## AVAILABLE RECORDS
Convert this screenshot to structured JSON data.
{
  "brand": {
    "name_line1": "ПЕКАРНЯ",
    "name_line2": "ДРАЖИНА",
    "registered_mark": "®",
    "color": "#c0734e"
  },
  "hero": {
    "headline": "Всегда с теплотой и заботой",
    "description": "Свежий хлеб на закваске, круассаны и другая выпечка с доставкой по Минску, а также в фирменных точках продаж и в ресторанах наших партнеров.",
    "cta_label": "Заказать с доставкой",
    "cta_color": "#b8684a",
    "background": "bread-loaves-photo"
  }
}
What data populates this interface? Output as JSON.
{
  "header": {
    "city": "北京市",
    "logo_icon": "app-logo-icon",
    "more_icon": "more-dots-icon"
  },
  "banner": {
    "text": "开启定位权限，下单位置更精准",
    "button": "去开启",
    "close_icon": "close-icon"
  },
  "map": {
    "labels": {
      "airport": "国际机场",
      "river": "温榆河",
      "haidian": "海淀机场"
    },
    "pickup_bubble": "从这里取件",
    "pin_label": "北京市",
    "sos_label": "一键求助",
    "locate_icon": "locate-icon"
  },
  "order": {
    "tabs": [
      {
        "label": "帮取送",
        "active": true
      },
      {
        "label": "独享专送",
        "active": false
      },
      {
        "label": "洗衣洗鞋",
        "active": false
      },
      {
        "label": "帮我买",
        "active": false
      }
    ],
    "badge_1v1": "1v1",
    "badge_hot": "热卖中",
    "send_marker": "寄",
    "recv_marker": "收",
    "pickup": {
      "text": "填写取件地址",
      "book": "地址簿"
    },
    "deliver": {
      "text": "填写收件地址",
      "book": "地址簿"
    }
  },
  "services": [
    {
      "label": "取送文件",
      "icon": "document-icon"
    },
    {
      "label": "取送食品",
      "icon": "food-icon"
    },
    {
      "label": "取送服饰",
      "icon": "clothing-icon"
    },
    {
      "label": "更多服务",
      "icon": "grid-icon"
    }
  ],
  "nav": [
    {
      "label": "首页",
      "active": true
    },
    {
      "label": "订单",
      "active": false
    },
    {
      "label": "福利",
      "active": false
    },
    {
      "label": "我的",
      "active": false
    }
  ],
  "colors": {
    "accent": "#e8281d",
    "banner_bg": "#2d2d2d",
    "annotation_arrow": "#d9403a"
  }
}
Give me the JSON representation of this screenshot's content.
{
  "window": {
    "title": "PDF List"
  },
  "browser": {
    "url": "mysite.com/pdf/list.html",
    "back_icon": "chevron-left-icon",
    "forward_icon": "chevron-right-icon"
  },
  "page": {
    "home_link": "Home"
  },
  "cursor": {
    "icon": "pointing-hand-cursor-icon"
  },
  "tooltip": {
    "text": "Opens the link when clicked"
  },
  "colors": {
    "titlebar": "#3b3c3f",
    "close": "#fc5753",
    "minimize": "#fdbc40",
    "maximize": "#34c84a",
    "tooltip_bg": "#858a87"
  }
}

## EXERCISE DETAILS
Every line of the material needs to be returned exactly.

## EXERCISE ANSWER
Convert this screenshot to structured JSON data.
{
  "brand": {
    "name_line1": "ПЕКАРНЯ",
    "name_line2": "ДРАЖИНА",
    "registered_mark": "®",
    "color": "#c0734e"
  },
  "hero": {
    "headline": "Всегда с теплотой и заботой",
    "description": "Свежий хлеб на закваске, круассаны и другая выпечка с доставкой по Минску, а также в фирменных точках продаж и в ресторанах наших партнеров.",
    "cta_label": "Заказать с доставкой",
    "cta_color": "#b8684a",
    "background": "bread-loaves-photo"
  }
}
What data populates this interface? Output as JSON.
{
  "header": {
    "city": "北京市",
    "logo_icon": "app-logo-icon",
    "more_icon": "more-dots-icon"
  },
  "banner": {
    "text": "开启定位权限，下单位置更精准",
    "button": "去开启",
    "close_icon": "close-icon"
  },
  "map": {
    "labels": {
      "airport": "国际机场",
      "river": "温榆河",
      "haidian": "海淀机场"
    },
    "pickup_bubble": "从这里取件",
    "pin_label": "北京市",
    "sos_label": "一键求助",
    "locate_icon": "locate-icon"
  },
  "order": {
    "tabs": [
      {
        "label": "帮取送",
        "active": true
      },
      {
        "label": "独享专送",
        "active": false
      },
      {
        "label": "洗衣洗鞋",
        "active": false
      },
      {
        "label": "帮我买",
        "active": false
      }
    ],
    "badge_1v1": "1v1",
    "badge_hot": "热卖中",
    "send_marker": "寄",
    "recv_marker": "收",
    "pickup": {
      "text": "填写取件地址",
      "book": "地址簿"
    },
    "deliver": {
      "text": "填写收件地址",
      "book": "地址簿"
    }
  },
  "services": [
    {
      "label": "取送文件",
      "icon": "document-icon"
    },
    {
      "label": "取送食品",
      "icon": "food-icon"
    },
    {
      "label": "取送服饰",
      "icon": "clothing-icon"
    },
    {
      "label": "更多服务",
      "icon": "grid-icon"
    }
  ],
  "nav": [
    {
      "label": "首页",
      "active": true
    },
    {
      "label": "订单",
      "active": false
    },
    {
      "label": "福利",
      "active": false
    },
    {
      "label": "我的",
      "active": false
    }
  ],
  "colors": {
    "accent": "#e8281d",
    "banner_bg": "#2d2d2d",
    "annotation_arrow": "#d9403a"
  }
}
Give me the JSON representation of this screenshot's content.
{
  "window": {
    "title": "PDF List"
  },
  "browser": {
    "url": "mysite.com/pdf/list.html",
    "back_icon": "chevron-left-icon",
    "forward_icon": "chevron-right-icon"
  },
  "page": {
    "home_link": "Home"
  },
  "cursor": {
    "icon": "pointing-hand-cursor-icon"
  },
  "tooltip": {
    "text": "Opens the link when clicked"
  },
  "colors": {
    "titlebar": "#3b3c3f",
    "close": "#fc5753",
    "minimize": "#fdbc40",
    "maximize": "#34c84a",
    "tooltip_bg": "#858a87"
  }
}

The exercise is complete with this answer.